◆ Exercise objective ◆
Repeat each record word for word. Leave nothing out.

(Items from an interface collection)

※ ※ ※

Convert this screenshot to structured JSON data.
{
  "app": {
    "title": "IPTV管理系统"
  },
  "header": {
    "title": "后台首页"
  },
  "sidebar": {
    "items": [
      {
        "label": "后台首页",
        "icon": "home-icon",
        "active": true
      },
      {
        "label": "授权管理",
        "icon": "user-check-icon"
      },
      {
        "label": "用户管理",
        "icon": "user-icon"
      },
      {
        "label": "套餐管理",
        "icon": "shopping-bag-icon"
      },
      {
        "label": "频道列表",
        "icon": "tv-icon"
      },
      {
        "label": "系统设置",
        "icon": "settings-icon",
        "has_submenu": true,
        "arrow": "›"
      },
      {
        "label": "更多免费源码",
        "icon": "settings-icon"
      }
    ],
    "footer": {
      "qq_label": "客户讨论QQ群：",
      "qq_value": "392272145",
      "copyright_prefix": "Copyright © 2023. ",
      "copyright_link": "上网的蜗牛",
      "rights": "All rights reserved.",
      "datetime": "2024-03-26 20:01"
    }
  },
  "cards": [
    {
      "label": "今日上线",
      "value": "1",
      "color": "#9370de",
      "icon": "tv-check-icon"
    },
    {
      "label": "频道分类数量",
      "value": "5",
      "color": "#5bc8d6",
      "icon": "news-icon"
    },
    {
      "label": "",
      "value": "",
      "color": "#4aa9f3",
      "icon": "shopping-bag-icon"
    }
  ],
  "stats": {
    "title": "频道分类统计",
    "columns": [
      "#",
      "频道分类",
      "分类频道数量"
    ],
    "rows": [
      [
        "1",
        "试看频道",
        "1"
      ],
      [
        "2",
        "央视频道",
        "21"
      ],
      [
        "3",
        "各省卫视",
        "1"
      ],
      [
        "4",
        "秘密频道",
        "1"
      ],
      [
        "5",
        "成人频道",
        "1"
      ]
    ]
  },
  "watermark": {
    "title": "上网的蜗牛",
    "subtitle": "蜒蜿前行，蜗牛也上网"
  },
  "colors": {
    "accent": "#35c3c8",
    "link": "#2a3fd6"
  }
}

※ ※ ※

◆ Solution for this exercise ◆
Convert this screenshot to structured JSON data.
{
  "app": {
    "title": "IPTV管理系统"
  },
  "header": {
    "title": "后台首页"
  },
  "sidebar": {
    "items": [
      {
        "label": "后台首页",
        "icon": "home-icon",
        "active": true
      },
      {
        "label": "授权管理",
        "icon": "user-check-icon"
      },
      {
        "label": "用户管理",
        "icon": "user-icon"
      },
      {
        "label": "套餐管理",
        "icon": "shopping-bag-icon"
      },
      {
        "label": "频道列表",
        "icon": "tv-icon"
      },
      {
        "label": "系统设置",
        "icon": "settings-icon",
        "has_submenu": true,
        "arrow": "›"
      },
      {
        "label": "更多免费源码",
        "icon": "settings-icon"
      }
    ],
    "footer": {
      "qq_label": "客户讨论QQ群：",
      "qq_value": "392272145",
      "copyright_prefix": "Copyright © 2023. ",
      "copyright_link": "上网的蜗牛",
      "rights": "All rights reserved.",
      "datetime": "2024-03-26 20:01"
    }
  },
  "cards": [
    {
      "label": "今日上线",
      "value": "1",
      "color": "#9370de",
      "icon": "tv-check-icon"
    },
    {
      "label": "频道分类数量",
      "value": "5",
      "color": "#5bc8d6",
      "icon": "news-icon"
    },
    {
      "label": "",
      "value": "",
      "color": "#4aa9f3",
      "icon": "shopping-bag-icon"
    }
  ],
  "stats": {
    "title": "频道分类统计",
    "columns": [
      "#",
      "频道分类",
      "分类频道数量"
    ],
    "rows": [
      [
        "1",
        "试看频道",
        "1"
      ],
      [
        "2",
        "央视频道",
        "21"
      ],
      [
        "3",
        "各省卫视",
        "1"
      ],
      [
        "4",
        "秘密频道",
        "1"
      ],
      [
        "5",
        "成人频道",
        "1"
      ]
    ]
  },
  "watermark": {
    "title": "上网的蜗牛",
    "subtitle": "蜒蜿前行，蜗牛也上网"
  },
  "colors": {
    "accent": "#35c3c8",
    "link": "#2a3fd6"
  }
}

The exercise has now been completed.